**MATERIAL PROVIDED:**
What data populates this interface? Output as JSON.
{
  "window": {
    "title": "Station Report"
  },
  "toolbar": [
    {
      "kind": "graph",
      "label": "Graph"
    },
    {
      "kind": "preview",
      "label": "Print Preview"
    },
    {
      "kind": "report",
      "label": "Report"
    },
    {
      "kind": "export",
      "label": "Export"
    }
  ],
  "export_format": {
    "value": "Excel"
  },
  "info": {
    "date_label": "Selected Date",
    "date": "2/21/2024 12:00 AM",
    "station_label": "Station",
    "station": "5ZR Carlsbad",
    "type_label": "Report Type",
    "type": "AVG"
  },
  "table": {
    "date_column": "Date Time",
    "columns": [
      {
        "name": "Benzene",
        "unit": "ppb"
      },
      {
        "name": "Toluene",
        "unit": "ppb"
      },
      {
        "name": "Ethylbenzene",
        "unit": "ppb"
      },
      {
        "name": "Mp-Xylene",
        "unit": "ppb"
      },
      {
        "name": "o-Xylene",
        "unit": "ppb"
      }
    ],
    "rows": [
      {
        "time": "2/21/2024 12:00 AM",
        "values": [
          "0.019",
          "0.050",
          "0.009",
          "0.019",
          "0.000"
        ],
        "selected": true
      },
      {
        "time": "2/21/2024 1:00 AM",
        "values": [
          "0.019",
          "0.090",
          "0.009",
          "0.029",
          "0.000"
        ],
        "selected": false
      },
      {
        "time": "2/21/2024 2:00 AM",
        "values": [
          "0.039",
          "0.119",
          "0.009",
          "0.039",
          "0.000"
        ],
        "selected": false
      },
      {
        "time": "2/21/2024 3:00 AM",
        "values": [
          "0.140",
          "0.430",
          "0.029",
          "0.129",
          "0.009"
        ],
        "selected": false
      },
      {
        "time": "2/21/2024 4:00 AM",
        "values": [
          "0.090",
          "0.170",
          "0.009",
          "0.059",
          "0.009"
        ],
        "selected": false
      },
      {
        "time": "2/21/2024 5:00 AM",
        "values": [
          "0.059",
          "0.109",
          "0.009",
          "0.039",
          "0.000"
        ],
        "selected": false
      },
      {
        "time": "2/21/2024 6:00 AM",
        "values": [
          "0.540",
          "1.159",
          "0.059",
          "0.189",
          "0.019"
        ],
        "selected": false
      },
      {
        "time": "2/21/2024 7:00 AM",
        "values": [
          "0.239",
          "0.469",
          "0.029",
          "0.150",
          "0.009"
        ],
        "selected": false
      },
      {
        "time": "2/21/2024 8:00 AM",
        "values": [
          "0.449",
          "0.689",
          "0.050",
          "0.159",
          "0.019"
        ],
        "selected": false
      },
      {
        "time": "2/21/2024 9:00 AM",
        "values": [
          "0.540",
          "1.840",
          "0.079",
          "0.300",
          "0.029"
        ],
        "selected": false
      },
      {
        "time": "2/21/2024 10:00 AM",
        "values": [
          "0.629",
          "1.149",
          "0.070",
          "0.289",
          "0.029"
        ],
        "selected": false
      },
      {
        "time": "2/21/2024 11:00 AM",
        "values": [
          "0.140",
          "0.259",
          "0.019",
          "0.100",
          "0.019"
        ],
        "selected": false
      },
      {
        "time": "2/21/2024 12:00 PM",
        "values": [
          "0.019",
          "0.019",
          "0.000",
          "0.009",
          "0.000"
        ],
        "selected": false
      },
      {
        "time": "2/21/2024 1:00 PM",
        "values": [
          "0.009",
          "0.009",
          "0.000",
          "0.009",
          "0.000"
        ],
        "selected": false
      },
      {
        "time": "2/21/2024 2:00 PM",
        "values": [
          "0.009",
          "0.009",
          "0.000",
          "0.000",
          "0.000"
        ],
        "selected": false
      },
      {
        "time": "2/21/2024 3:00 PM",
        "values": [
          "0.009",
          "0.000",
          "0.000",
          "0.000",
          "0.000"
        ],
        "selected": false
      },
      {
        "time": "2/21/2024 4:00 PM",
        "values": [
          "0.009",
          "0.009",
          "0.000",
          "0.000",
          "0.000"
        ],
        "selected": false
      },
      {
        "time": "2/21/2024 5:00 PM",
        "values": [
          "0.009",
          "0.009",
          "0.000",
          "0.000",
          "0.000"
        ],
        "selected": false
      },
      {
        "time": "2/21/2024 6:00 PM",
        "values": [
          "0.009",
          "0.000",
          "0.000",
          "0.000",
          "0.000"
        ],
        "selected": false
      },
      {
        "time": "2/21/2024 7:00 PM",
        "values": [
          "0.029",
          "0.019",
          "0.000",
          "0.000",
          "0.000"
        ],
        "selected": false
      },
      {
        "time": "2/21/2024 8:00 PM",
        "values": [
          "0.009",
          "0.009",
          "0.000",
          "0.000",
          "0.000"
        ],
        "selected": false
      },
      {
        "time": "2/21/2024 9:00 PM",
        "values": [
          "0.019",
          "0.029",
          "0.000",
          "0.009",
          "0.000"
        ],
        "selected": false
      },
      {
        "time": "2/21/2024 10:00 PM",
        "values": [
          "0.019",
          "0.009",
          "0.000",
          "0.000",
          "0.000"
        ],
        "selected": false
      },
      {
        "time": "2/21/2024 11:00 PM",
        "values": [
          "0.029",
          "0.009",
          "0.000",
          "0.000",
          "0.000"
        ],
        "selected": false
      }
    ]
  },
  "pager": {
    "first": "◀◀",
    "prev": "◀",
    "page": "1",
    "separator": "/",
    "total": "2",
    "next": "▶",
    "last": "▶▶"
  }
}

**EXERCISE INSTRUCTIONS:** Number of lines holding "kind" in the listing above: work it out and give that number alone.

**FINISHED TASK:** 4